--- The data Enclosed Below ---
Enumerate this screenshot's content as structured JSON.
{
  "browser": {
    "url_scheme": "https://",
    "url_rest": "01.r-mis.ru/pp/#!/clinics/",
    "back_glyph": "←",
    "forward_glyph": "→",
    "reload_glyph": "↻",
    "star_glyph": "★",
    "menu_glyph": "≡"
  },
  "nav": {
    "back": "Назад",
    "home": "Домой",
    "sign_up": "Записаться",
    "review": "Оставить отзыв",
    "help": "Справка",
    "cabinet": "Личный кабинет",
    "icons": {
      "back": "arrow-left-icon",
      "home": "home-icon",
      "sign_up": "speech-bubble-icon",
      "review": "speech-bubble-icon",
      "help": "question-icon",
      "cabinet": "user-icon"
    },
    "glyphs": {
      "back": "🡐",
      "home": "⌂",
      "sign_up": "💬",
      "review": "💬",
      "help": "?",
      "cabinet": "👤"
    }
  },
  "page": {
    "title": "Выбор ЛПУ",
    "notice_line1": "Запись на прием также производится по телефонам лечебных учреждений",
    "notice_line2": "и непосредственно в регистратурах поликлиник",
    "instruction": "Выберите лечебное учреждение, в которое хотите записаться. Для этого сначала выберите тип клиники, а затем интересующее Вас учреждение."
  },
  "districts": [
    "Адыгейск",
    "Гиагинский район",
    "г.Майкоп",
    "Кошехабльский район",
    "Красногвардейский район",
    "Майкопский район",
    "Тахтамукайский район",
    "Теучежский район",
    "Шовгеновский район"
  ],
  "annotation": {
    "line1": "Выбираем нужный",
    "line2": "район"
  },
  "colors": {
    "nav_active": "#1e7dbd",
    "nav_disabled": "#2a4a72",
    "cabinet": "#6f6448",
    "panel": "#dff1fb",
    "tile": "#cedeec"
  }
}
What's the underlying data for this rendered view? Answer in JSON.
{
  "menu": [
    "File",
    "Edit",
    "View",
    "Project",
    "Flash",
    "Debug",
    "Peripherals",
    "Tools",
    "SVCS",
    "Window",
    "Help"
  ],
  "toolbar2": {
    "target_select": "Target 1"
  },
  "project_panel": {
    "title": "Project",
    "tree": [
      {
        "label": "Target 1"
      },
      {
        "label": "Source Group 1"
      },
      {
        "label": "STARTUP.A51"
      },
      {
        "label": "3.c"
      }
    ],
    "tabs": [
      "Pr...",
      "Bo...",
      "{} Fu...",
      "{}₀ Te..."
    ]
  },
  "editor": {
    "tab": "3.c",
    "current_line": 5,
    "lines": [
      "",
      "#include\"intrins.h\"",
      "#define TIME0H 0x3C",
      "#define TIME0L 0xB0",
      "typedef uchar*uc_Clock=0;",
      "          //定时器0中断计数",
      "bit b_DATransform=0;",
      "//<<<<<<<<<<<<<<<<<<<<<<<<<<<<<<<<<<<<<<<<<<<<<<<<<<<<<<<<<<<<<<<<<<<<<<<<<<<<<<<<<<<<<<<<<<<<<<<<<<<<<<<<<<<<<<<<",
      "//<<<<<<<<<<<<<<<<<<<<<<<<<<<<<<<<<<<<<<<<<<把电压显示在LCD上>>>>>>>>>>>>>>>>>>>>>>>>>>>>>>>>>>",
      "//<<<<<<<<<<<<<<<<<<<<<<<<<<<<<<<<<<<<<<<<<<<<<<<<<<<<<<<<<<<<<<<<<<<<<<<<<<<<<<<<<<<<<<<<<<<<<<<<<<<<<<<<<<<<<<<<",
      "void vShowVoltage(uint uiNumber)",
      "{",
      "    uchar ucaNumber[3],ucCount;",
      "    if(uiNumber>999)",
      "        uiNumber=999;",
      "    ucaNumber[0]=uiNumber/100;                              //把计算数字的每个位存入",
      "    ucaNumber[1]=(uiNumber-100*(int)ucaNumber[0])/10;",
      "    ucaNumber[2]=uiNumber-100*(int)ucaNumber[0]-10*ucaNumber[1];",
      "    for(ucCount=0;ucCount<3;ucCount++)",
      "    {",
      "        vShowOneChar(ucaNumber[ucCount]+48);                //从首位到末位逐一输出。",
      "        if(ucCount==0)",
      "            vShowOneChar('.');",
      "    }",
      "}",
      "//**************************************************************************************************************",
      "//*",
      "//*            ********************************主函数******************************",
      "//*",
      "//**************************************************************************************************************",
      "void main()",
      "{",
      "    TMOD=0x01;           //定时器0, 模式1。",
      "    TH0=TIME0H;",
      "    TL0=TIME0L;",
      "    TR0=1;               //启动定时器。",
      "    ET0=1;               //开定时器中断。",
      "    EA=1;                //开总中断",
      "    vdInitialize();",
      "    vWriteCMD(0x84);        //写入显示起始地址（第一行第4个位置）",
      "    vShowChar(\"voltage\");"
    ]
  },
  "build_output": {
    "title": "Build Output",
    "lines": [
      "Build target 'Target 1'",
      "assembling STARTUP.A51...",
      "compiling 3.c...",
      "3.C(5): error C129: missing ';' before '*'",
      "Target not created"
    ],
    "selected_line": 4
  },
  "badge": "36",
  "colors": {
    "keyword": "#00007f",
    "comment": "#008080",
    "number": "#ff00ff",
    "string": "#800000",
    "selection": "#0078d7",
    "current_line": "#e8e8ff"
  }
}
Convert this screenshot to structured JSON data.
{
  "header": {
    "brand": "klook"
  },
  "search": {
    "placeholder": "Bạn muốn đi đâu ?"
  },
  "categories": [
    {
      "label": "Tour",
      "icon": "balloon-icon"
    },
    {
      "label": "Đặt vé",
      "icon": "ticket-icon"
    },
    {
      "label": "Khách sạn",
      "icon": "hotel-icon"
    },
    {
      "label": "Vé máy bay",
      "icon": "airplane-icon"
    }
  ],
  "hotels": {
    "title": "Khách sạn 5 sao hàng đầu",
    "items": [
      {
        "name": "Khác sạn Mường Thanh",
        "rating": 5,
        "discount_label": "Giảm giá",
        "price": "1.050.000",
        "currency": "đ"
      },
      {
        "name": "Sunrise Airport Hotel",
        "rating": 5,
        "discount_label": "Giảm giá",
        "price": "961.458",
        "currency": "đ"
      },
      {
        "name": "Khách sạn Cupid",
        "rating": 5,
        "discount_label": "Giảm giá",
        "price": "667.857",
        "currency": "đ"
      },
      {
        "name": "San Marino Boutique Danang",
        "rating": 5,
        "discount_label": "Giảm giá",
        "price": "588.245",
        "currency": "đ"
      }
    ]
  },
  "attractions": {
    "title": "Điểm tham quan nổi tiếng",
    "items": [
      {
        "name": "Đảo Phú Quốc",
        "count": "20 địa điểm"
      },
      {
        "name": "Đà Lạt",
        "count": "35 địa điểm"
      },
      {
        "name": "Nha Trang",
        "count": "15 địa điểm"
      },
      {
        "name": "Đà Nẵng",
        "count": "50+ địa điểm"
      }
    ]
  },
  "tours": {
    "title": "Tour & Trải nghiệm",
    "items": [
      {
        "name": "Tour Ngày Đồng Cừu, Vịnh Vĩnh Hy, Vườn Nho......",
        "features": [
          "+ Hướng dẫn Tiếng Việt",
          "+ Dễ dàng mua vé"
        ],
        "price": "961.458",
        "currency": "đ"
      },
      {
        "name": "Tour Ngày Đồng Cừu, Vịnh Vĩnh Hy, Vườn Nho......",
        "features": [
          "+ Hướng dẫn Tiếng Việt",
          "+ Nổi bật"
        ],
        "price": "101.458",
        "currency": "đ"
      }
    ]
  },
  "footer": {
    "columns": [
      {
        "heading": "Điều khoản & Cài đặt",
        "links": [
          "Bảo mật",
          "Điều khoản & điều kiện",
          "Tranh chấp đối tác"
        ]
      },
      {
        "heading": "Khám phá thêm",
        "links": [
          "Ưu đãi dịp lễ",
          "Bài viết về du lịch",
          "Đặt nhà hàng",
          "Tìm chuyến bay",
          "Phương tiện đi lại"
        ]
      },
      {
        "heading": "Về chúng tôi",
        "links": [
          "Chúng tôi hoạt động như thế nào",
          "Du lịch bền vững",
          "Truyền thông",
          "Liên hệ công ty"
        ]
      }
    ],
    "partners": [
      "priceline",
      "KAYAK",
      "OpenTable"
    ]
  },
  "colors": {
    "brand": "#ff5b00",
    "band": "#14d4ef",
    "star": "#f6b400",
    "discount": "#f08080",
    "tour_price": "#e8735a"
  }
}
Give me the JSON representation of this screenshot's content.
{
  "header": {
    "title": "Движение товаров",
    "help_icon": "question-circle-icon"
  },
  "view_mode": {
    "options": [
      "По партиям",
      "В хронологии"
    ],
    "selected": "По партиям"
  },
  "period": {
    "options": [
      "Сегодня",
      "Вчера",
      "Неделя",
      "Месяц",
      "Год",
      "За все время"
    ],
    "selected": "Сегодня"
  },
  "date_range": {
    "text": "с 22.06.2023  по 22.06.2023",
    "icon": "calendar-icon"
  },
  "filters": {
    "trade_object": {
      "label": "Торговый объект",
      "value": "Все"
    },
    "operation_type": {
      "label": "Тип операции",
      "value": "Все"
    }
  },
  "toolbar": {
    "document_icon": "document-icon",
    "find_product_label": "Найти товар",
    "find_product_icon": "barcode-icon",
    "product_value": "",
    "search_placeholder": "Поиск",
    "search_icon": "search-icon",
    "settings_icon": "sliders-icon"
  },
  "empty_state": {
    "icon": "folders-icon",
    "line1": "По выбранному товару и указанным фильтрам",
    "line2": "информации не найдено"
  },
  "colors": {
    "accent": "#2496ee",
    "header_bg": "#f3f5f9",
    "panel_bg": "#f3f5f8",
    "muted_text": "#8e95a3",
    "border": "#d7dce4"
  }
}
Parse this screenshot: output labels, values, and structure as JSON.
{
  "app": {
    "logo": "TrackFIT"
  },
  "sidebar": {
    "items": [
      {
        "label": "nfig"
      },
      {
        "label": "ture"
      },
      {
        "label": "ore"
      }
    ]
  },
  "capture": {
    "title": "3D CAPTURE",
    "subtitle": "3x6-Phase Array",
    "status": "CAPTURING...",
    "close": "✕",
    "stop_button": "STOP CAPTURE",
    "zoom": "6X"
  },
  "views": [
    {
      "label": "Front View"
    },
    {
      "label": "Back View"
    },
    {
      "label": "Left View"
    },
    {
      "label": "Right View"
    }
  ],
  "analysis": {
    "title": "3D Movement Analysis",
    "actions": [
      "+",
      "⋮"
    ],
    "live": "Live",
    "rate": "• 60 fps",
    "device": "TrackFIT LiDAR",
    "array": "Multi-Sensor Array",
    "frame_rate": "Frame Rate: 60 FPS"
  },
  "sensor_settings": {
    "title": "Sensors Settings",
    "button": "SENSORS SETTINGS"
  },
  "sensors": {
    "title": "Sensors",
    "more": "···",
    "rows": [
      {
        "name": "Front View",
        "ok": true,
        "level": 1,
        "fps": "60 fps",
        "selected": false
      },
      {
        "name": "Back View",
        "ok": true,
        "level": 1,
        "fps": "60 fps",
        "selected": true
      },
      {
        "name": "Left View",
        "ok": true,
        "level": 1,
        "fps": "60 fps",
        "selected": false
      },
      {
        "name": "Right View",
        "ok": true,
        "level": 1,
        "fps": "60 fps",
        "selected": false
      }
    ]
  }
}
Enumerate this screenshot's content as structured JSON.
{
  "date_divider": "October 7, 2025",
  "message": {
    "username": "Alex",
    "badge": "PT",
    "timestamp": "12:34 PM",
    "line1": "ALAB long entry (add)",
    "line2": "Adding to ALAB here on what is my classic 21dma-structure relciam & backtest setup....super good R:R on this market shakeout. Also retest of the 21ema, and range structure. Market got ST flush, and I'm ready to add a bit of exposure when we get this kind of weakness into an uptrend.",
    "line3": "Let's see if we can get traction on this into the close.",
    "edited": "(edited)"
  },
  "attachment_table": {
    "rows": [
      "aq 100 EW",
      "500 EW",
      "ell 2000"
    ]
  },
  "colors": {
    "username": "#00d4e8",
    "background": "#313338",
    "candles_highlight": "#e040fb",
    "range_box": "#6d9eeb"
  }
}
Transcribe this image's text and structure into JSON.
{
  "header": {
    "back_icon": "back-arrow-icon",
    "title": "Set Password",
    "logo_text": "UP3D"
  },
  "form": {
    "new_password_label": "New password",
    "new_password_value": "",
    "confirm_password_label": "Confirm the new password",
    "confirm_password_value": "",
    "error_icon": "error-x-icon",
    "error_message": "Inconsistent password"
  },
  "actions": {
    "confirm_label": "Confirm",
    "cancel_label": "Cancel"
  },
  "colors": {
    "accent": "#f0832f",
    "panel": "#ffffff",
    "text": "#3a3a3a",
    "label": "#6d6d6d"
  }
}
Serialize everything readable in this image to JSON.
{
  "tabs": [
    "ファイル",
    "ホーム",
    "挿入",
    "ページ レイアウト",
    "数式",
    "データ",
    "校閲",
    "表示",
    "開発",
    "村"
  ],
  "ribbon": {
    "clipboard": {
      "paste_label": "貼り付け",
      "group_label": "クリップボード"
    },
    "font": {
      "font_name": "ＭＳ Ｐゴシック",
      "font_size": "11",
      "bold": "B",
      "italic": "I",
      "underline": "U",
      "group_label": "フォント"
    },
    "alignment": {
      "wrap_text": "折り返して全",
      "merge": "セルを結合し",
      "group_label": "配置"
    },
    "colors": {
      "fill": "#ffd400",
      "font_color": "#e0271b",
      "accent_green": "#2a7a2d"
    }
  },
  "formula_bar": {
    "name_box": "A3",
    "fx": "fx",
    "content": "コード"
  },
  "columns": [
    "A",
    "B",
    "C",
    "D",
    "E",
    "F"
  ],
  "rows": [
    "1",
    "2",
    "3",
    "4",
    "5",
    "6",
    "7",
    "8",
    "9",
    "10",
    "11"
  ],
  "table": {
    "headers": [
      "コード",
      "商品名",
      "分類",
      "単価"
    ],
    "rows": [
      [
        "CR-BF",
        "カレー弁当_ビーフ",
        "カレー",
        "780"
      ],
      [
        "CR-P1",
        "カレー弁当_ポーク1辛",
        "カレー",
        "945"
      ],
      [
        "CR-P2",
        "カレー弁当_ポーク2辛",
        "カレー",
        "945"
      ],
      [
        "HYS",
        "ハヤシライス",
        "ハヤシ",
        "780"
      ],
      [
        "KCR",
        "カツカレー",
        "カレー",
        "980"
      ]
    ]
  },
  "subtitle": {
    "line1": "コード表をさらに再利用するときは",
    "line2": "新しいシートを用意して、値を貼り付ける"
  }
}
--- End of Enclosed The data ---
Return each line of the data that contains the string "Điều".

● **Your response**:
        "heading": "Điều khoản & Cài đặt",
          "Điều khoản & điều kiện",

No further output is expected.